Untreated hydrocephalus in infants exacts an enormous price from SSA. The results of this study suggest that neurosurgical intervention has a cost/DALY averted comparable to other surgical interventions that have been evaluated, as well as a favorable benefit-cost ratio. The prevention and treatment of hydrocephalus in SSA should be recognized as a major public health priority.
Benjamin C. Warf, Salman Bhai, Abhaya V. Kulkarni and John Mugamba
It is not known whether previous endoscopic third ventriculostomy (ETV) affects the risk of shunt failure. Different epochs of hydrocephalus treatment at the CURE Children's Hospital of Uganda (CCHU)—initially placing CSF shunts in all patients, then attempting ETV in all patients, and finally attempting ETV combined with choroid plexus cauterization (CPC) in all patients—provided the opportunity to assess whether prior endoscopic surgery affected shunt survival.
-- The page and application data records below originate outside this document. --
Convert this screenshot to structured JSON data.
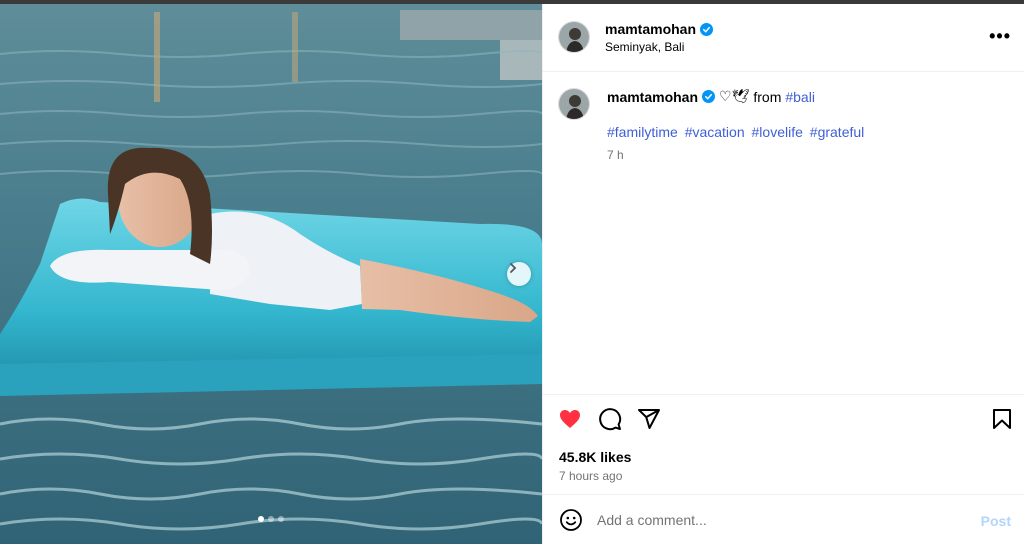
{
  "post": {
    "username": "mamtamohan",
    "location": "Seminyak, Bali",
    "caption": {
      "username": "mamtamohan",
      "emojis": "♡🕊",
      "from_text": "from",
      "location_tag": "#bali",
      "hashtags": [
        "#familytime",
        "#vacation",
        "#lovelife",
        "#grateful"
      ],
      "time": "7 h"
    },
    "likes": "45.8K likes",
    "timestamp": "7 hours ago",
    "carousel": {
      "current": 1,
      "total": 3
    }
  },
  "comment": {
    "placeholder": "Add a comment...",
    "post_label": "Post"
  },
  "colors": {
    "heart": "#ff3040",
    "hashtag": "#3f5fd6",
    "verified": "#0095f6",
    "post_disabled": "#b3d4fc"
  },
  "icons": {
    "more": "more-options-icon",
    "like": "heart-filled-icon",
    "comment": "comment-icon",
    "share": "share-icon",
    "save": "bookmark-icon",
    "emoji": "emoji-icon",
    "next": "chevron-right-icon"
  },
  "more_label": "•••"
}
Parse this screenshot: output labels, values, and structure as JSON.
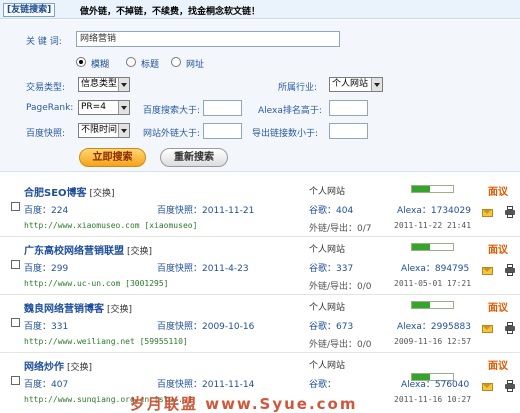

With appropriate institutional approvals, the authors reviewed the CCHU clinical database to identify 2329 patients treated for hydrocephalus from December 2000 to May 2007. Initial ventriculoperitoneal (VP) shunt placement was performed in 900 patients under one of three circumstances: 1) primary nonselective VP shunt placement with no endoscopy (255 patients); 2) VP shunt placement at the time of abandoned ETV attempt (with or without CPC) (370 patients); 3) VP shunt placement subsequent to a completed but failed ETV (with or without CPC) (275 patients). We analyzed time to shunt failure using the Kaplan-Meier method to construct survival curves, Cox proportional hazards regression modeling, and risk-adjusted analyses to account for possible confounding differences among these groups.
Shunt failure occurred in 299 patients, and the mean duration of follow-up for the remaining 601 was 28.7 months (median 18.8, interquartile range 4.1–46.3). There was no significant difference in operative mortality (p = 0.07 by log-rank and p = 0.14 by Cox regression adjusted for age and hydrocephalus etiology) or shunt infection (p = 0.94, log-rank) among the 3 groups. There was no difference in shunt survival between patients treated with primary shunt placement and those who underwent shunt placement at the time of an abandoned ETV attempt (adjusted hazard ratio [HR] 1.14, 95% CI 0.86–1.51, p = 0.35).
Those who underwent shunt placement after a completed but failed ETV (with or without CPC) had a lower risk of shunt failure (p = 0.008, log-rank), with a hazard ratio (adjusted for age at shunting and etiology) of 0.72 (95% CI 0.53–0.98), p = 0.03, compared with those who underwent primary shunt placement without endoscopy; but this was observed only in patients with postinfectious hydrocephalus (PIH) (adjusted HR 0.55, 95% CI 0.36–0.85, p = 0.007), and no effect was apparent for hydrocephalus of noninfectious etiologies (adjusted HR 0.98, 95% CI 0.64–1.50, p = 0.92). Improved shunt survival after failed ETV in the PIH group may be an artifact of selection arising from the inherent heterogeneity of ventricular damage within that group, or a consequence of the timing of shunt placement. The anticipated benefit of CPC in preventing future ventricular catheter obstruction was not observed.
A paradigm for infant hydrocephalus involving intention to treat by ETV with or without CPC had no adverse effect on mortality or on subsequent shunt survival or infection risk. This study failed to demonstrate a positive effect of prior ETV or CPC on shunt survival.